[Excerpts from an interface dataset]
━━━

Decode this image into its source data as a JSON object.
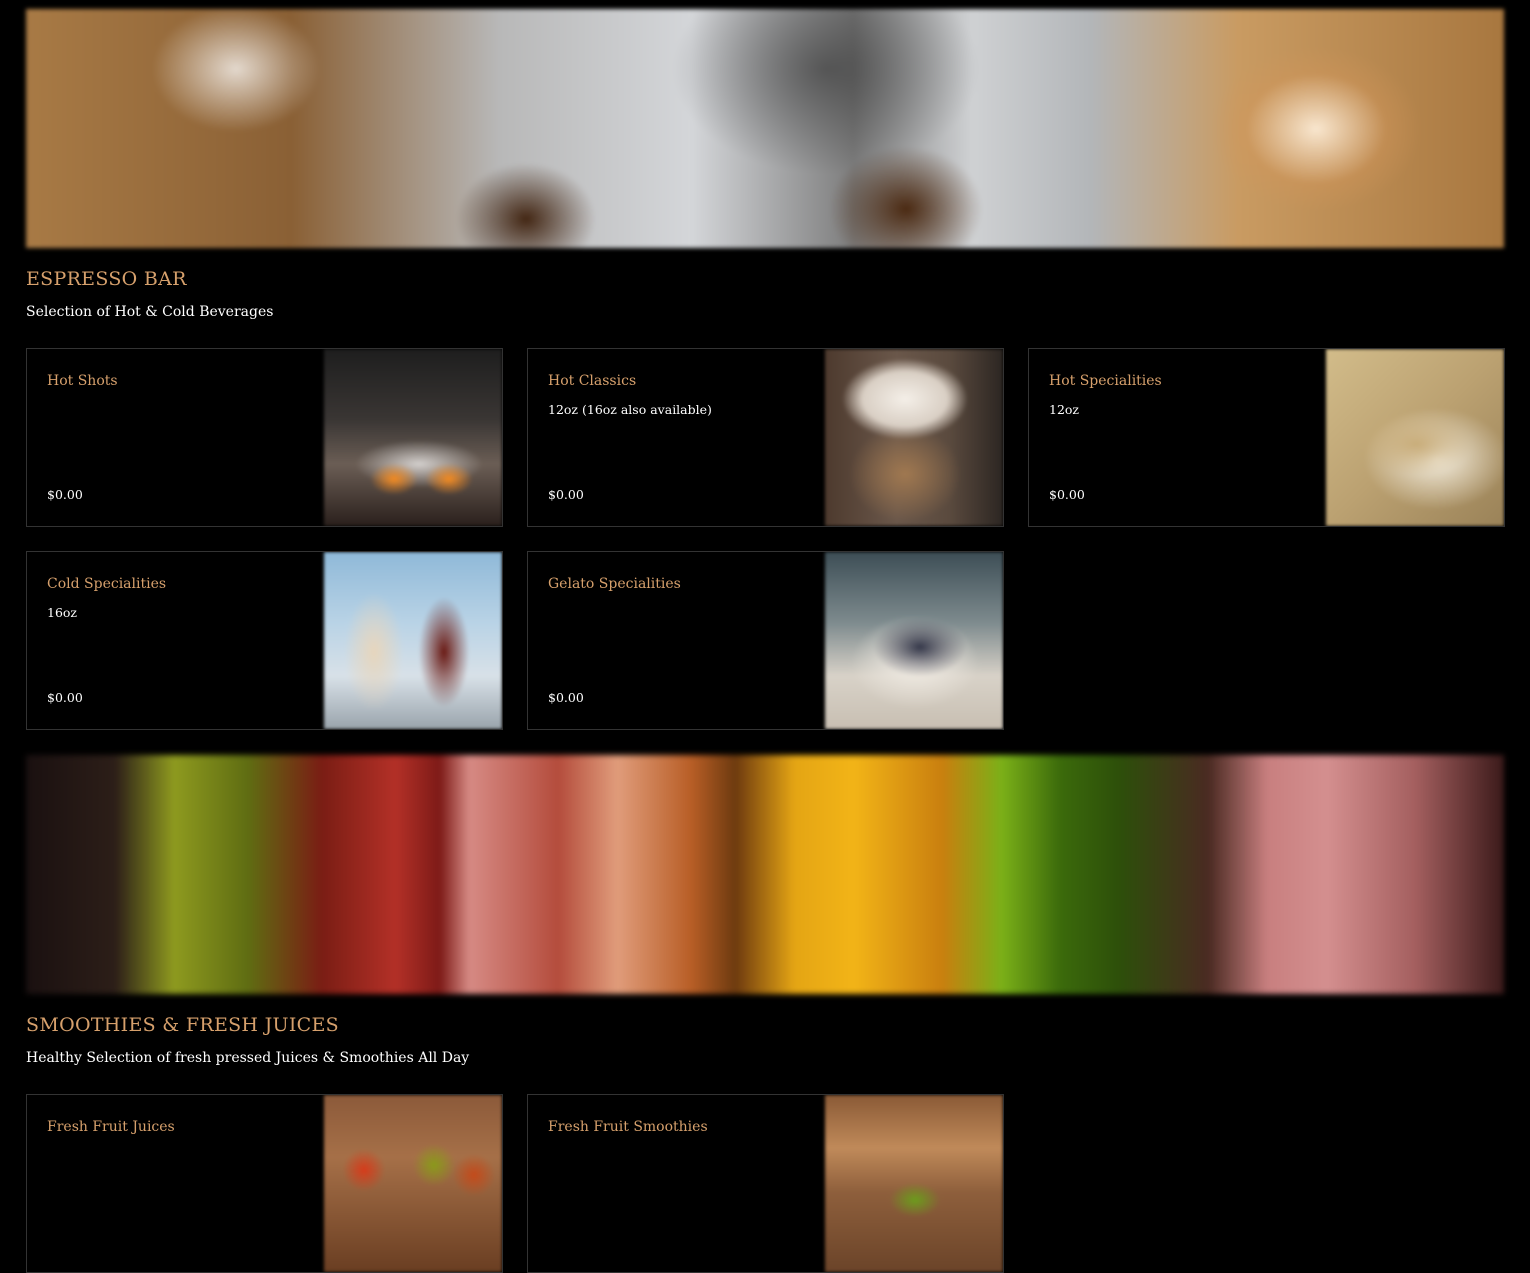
{
  "sections": [
    {
      "title": "ESPRESSO BAR",
      "subtitle": "Selection of Hot & Cold Beverages",
      "banner": "coffee-banner",
      "items": [
        {
          "name": "Hot Shots",
          "description": "",
          "price": "$0.00",
          "image": "hot-shots-photo"
        },
        {
          "name": "Hot Classics",
          "description": "12oz (16oz also available)",
          "price": "$0.00",
          "image": "hot-classics-photo"
        },
        {
          "name": "Hot Specialities",
          "description": "12oz",
          "price": "$0.00",
          "image": "hot-specialities-photo"
        },
        {
          "name": "Cold Specialities",
          "description": "16oz",
          "price": "$0.00",
          "image": "cold-specialities-photo"
        },
        {
          "name": "Gelato Specialities",
          "description": "",
          "price": "$0.00",
          "image": "gelato-specialities-photo"
        }
      ]
    },
    {
      "title": "SMOOTHIES & FRESH JUICES",
      "subtitle": "Healthy Selection of fresh pressed Juices & Smoothies All Day",
      "banner": "juice-banner",
      "items": [
        {
          "name": "Fresh Fruit Juices",
          "description": "",
          "price": "",
          "image": "fresh-fruit-juices-photo"
        },
        {
          "name": "Fresh Fruit Smoothies",
          "description": "",
          "price": "",
          "image": "fresh-fruit-smoothies-photo"
        }
      ]
    }
  ],
  "colors": {
    "background": "#000000",
    "accent": "#d6a06c",
    "text": "#ffffff",
    "card_border": "#333333"
  }
}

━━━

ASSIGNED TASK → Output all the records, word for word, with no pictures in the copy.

RESPONSE BELOW →
Decode this image into its source data as a JSON object.
{
  "sections": [
    {
      "title": "ESPRESSO BAR",
      "subtitle": "Selection of Hot & Cold Beverages",
      "banner": "coffee-banner",
      "items": [
        {
          "name": "Hot Shots",
          "description": "",
          "price": "$0.00",
          "image": "hot-shots-photo"
        },
        {
          "name": "Hot Classics",
          "description": "12oz (16oz also available)",
          "price": "$0.00",
          "image": "hot-classics-photo"
        },
        {
          "name": "Hot Specialities",
          "description": "12oz",
          "price": "$0.00",
          "image": "hot-specialities-photo"
        },
        {
          "name": "Cold Specialities",
          "description": "16oz",
          "price": "$0.00",
          "image": "cold-specialities-photo"
        },
        {
          "name": "Gelato Specialities",
          "description": "",
          "price": "$0.00",
          "image": "gelato-specialities-photo"
        }
      ]
    },
    {
      "title": "SMOOTHIES & FRESH JUICES",
      "subtitle": "Healthy Selection of fresh pressed Juices & Smoothies All Day",
      "banner": "juice-banner",
      "items": [
        {
          "name": "Fresh Fruit Juices",
          "description": "",
          "price": "",
          "image": "fresh-fruit-juices-photo"
        },
        {
          "name": "Fresh Fruit Smoothies",
          "description": "",
          "price": "",
          "image": "fresh-fruit-smoothies-photo"
        }
      ]
    }
  ],
  "colors": {
    "background": "#000000",
    "accent": "#d6a06c",
    "text": "#ffffff",
    "card_border": "#333333"
  }
}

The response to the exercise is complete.